Living with cancer can be overwhelming. Patients often make decisions about their care while fatigued, nauseous, and in pain. They and their families may experience a range of feelings, including anger, fear, anxiety, powerlessness, and despair. They may struggle to cope with the diagnosis and the changes it entails—to body image and self-esteem, to their role within the family or at work. Yet, when they need it most, patients frequently don't have access to the information, resources, and personal guidance that could help them make informed decisions. They are treated by a multitude of health care providers but often lack the consistent assistance of just one.
In 1997 the Minister of Health and Social Services of Quebec, Canada, established a committee to study the needs of cancer patients and their families, and the ways in which these could best be addressed. When it was discovered that many patients lacked access to palliative care and support throughout their illnesses, the health ministry decided that each of the province's oncology and palliative care units should have at least one dedicated nurse—known as an "infirmière pivot en oncologie" (in English, a "pivot" or "navigator" oncology nurse)—to assist patients who've been diagnosed with cancer throughout their illnesses.
The pivot nurse—who must hold a baccalaureate in nursing and have a minimum of two years of oncology experience—is a constant companion to the patient with cancer, assessing her or his physical needs, managing symptoms, and providing information about the disease, its treatment options, and resources and services available within the hospital and community.
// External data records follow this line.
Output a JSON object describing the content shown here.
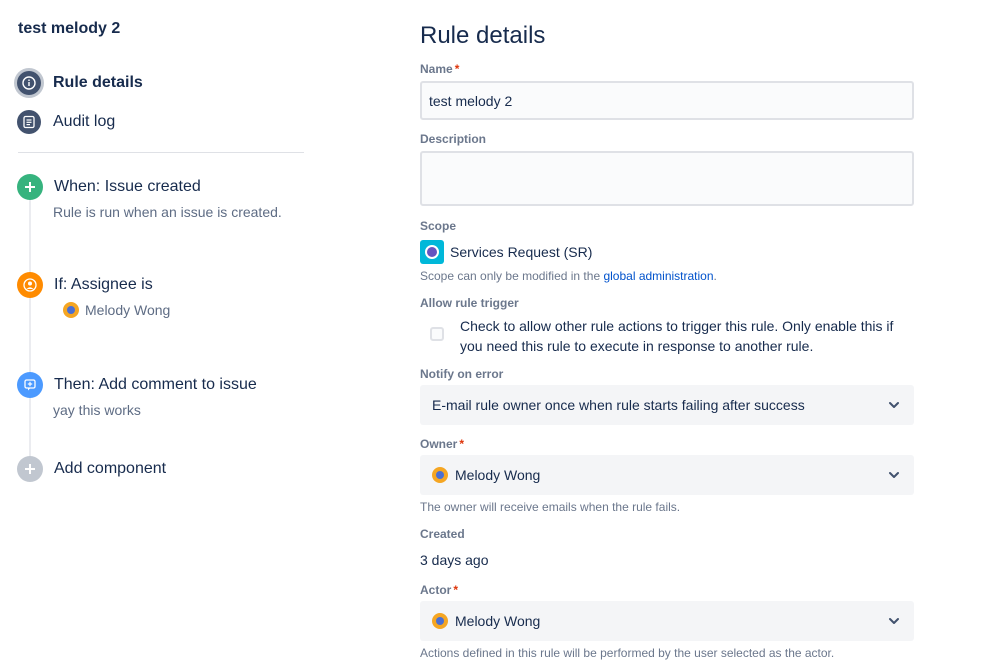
{
  "sidebar": {
    "rule_name": "test melody 2",
    "nav": [
      {
        "label": "Rule details",
        "icon": "info-icon",
        "active": true
      },
      {
        "label": "Audit log",
        "icon": "list-icon",
        "active": false
      }
    ],
    "components": [
      {
        "title": "When: Issue created",
        "description": "Rule is run when an issue is created.",
        "icon": "plus-icon",
        "color": "#36b37e"
      },
      {
        "title": "If: Assignee is",
        "description": "Melody Wong",
        "icon": "user-icon",
        "color": "#ff8b00",
        "has_avatar": true
      },
      {
        "title": "Then: Add comment to issue",
        "description": "yay this works",
        "icon": "comment-icon",
        "color": "#4c9aff"
      },
      {
        "title": "Add component",
        "icon": "plus-icon",
        "color": "#c1c7d0"
      }
    ]
  },
  "main": {
    "title": "Rule details",
    "name": {
      "label": "Name",
      "required_mark": "*",
      "value": "test melody 2"
    },
    "description": {
      "label": "Description",
      "value": ""
    },
    "scope": {
      "label": "Scope",
      "value": "Services Request (SR)",
      "helper_prefix": "Scope can only be modified in the ",
      "helper_link": "global administration",
      "helper_suffix": "."
    },
    "allow_trigger": {
      "label": "Allow rule trigger",
      "text": "Check to allow other rule actions to trigger this rule. Only enable this if you need this rule to execute in response to another rule.",
      "checked": false
    },
    "notify": {
      "label": "Notify on error",
      "value": "E-mail rule owner once when rule starts failing after success"
    },
    "owner": {
      "label": "Owner",
      "required_mark": "*",
      "value": "Melody Wong",
      "helper": "The owner will receive emails when the rule fails."
    },
    "created": {
      "label": "Created",
      "value": "3 days ago"
    },
    "actor": {
      "label": "Actor",
      "required_mark": "*",
      "value": "Melody Wong",
      "helper": "Actions defined in this rule will be performed by the user selected as the actor."
    }
  }
}
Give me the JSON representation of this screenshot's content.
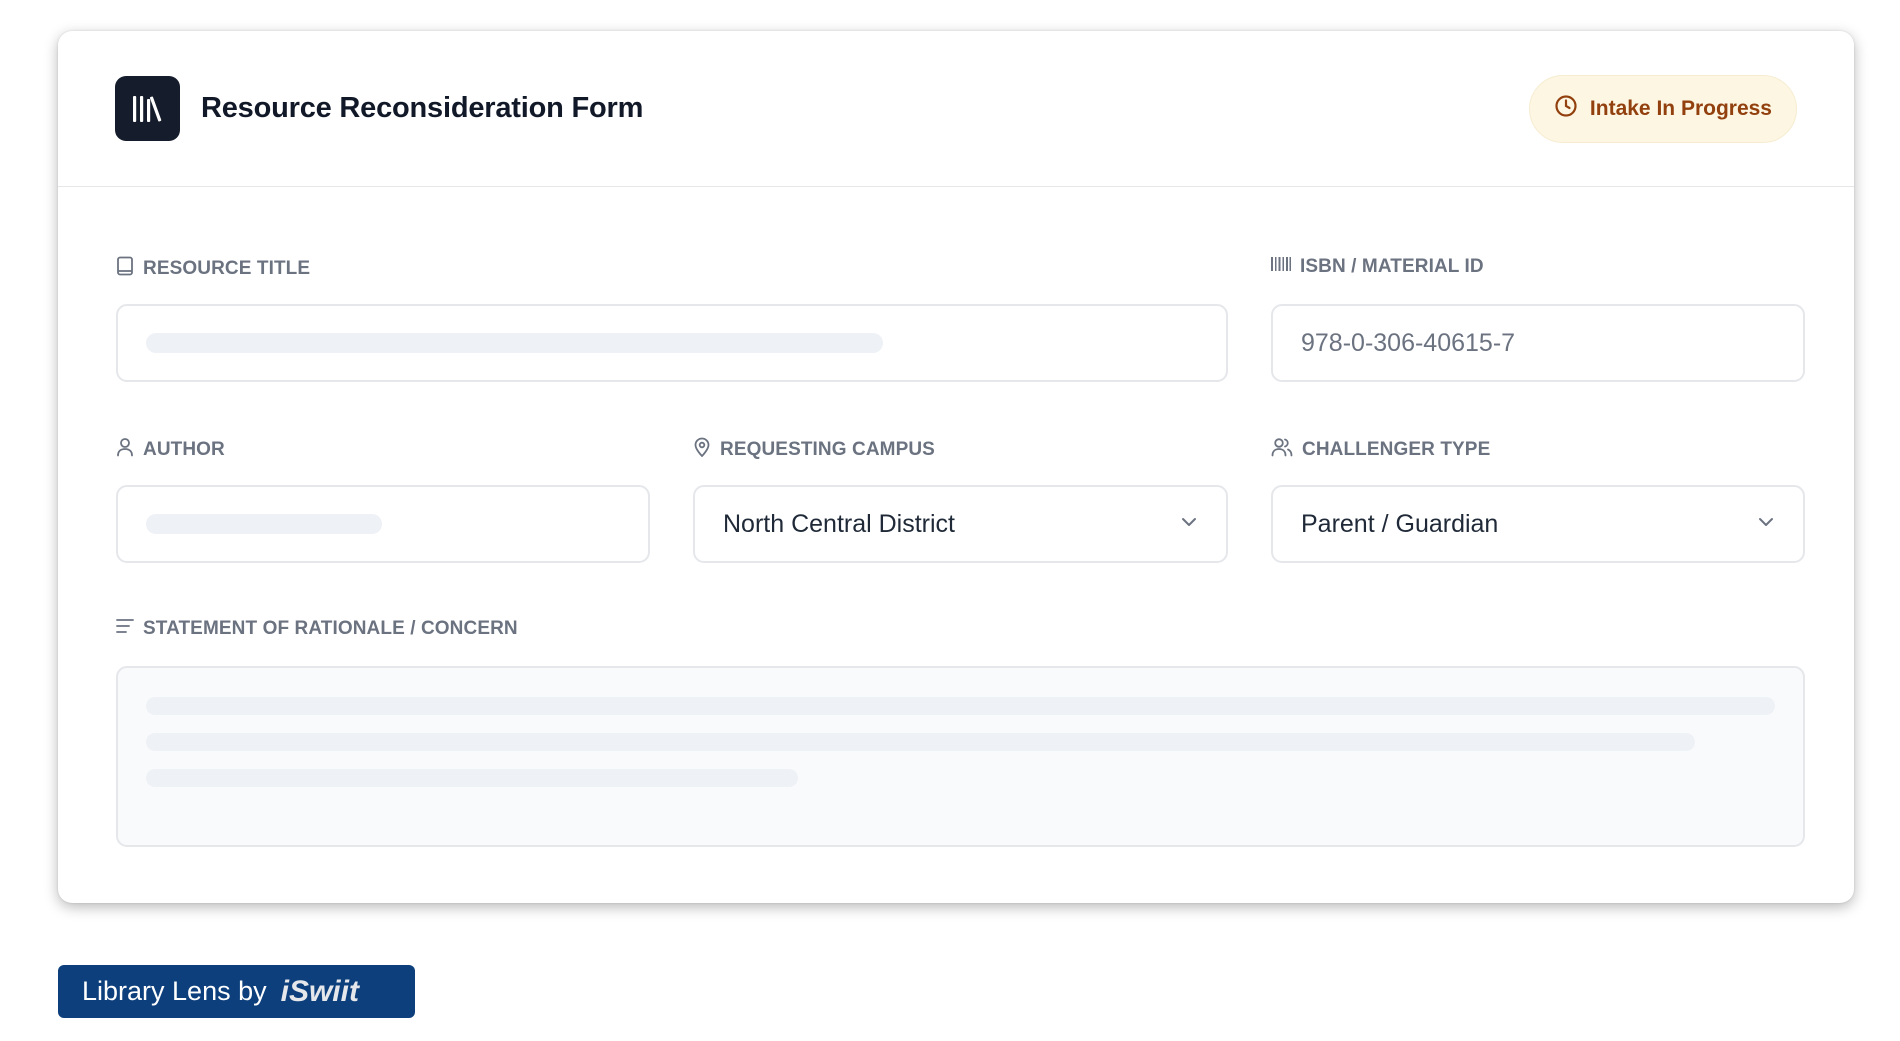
{
  "header": {
    "logo_icon": "library-books-icon",
    "title": "Resource Reconsideration Form",
    "status": {
      "label": "Intake In Progress",
      "icon": "clock-icon"
    }
  },
  "form": {
    "resource_title": {
      "label": "RESOURCE TITLE",
      "icon": "book-icon"
    },
    "isbn": {
      "label": "ISBN / MATERIAL ID",
      "icon": "barcode-icon",
      "placeholder": "978-0-306-40615-7"
    },
    "author": {
      "label": "AUTHOR",
      "icon": "user-icon"
    },
    "campus": {
      "label": "REQUESTING CAMPUS",
      "icon": "map-pin-icon",
      "value": "North Central District"
    },
    "challenger": {
      "label": "CHALLENGER TYPE",
      "icon": "users-icon",
      "value": "Parent / Guardian"
    },
    "rationale": {
      "label": "STATEMENT OF RATIONALE / CONCERN",
      "icon": "text-lines-icon"
    }
  },
  "footer": {
    "brand_text": "Library Lens by",
    "brand_logo": "iSwiit"
  },
  "colors": {
    "accent_dark": "#151c2c",
    "badge_bg": "#fdf6e3",
    "badge_text": "#92400e",
    "banner_bg": "#0d3f7c"
  }
}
Pivot nurses offer emotional support—listening to concerns and providing referrals to psychologists, cancer support groups, and spiritual advisors—and coordinate care between the patient and multidisciplinary team members.
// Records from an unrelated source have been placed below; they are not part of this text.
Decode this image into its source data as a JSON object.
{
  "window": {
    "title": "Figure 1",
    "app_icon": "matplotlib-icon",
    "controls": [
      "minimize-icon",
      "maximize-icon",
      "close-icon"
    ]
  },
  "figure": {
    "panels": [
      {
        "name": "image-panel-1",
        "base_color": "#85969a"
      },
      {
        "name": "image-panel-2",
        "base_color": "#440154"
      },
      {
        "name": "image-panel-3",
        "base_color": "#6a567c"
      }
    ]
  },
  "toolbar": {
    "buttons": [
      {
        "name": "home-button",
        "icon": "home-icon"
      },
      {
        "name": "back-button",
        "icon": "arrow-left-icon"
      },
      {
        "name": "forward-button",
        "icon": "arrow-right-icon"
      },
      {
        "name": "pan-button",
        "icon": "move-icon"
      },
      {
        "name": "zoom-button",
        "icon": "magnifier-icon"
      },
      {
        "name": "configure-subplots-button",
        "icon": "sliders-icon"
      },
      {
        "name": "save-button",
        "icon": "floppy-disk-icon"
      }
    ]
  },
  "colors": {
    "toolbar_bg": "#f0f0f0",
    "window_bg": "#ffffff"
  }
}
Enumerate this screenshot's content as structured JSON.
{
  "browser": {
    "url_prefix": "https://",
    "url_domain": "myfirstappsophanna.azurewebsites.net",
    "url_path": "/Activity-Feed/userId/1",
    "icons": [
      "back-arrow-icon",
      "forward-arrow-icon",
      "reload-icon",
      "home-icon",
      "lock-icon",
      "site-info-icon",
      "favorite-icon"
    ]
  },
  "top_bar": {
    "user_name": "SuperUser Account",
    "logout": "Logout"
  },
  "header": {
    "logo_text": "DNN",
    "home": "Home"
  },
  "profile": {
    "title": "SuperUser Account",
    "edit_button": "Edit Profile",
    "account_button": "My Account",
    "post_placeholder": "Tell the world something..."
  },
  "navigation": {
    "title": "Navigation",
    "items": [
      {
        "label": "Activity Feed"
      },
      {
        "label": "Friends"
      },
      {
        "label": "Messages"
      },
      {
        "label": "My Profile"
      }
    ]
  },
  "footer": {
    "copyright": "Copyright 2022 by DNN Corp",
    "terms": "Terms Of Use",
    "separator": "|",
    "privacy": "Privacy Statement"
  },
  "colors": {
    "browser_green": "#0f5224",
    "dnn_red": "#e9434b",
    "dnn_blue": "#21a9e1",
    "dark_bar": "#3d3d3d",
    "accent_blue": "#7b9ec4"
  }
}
Unlike other oncology nurses, who see patients when they visit the hospital or clinic, the pivot nurse is in continual contact, performing assessments both in person and over the phone, and coordinating the patient's care outside of the hospital. When I was a pivot nurse, I often worked with nurses in community clinics, for example, by providing vital information about patients—if a port needed to be flushed, if filgrastim (Neupogen) was required following chemotherapy—and receiving updates about their health status, which I'd then share with the rest of the care team.
A similar nursing role in the United States grew out of the Patient Navigator Program at Harlem Hospital Center in New York City in the 1990s, in which volunteers—often cancer survivors—assisted patients in obtaining timely screening, diagnosis, and treatment. Although an increasing number of U.S. oncology units and hospitals now employ "nurse navigators"—RNs who may have specialized in oncology—to provide clinical, educational, and emotional assistance to patients with cancer, their presence varies by institution. In much of the world outside of Quebec, the presence of a nurse navigator or pivot nurse isn't guaranteed.
And yet it should be. Patients have told me that they feel better cared for and supported because they have access to one nurse who's assessed and coordinated their care throughout their illness. Lise Fillion, PhD, RN, has found that the presence of Quebec's oncology pivot nurses improved patients' sense of quality of life and satisfaction with their care, according to results she presented at a conference in Vancouver, British Columbia, in 2005 (see http://bit.ly/9elHiC).
All patients with cancer should have access to a pivot nurse or nurse navigator within a week of diagnosis, ensuring they have a constant companion, a source of information, and an attentive listener throughout the trajectory of their illnesses. It's my hope that pivot nurses or nurse navigators will soon be found on every oncology unit and that their care will someday extend to patients with other chronic or life-threatening conditions.